_ACTIVITY:_ Work out how many lines in the material beneath contain "entries". Give only that number.
[[ DATA RECORDS, beginning ]]
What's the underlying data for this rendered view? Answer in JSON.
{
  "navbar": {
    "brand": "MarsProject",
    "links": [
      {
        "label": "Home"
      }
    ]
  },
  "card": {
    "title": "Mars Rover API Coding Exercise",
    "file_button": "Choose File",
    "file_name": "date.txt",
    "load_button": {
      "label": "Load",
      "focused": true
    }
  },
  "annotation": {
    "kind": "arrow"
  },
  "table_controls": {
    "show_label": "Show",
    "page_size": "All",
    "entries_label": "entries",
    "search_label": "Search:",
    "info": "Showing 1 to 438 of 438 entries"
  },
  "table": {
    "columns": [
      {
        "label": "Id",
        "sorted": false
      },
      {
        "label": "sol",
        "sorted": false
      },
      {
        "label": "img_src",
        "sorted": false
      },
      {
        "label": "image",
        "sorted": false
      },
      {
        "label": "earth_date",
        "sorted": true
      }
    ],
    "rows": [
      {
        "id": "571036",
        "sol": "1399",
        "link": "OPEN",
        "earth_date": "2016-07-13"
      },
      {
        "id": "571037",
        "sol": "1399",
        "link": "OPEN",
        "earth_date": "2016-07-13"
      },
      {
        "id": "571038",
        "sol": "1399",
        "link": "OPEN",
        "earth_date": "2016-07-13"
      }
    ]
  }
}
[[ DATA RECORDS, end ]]
_RESPONSE TO THE EXERCISE:_ 2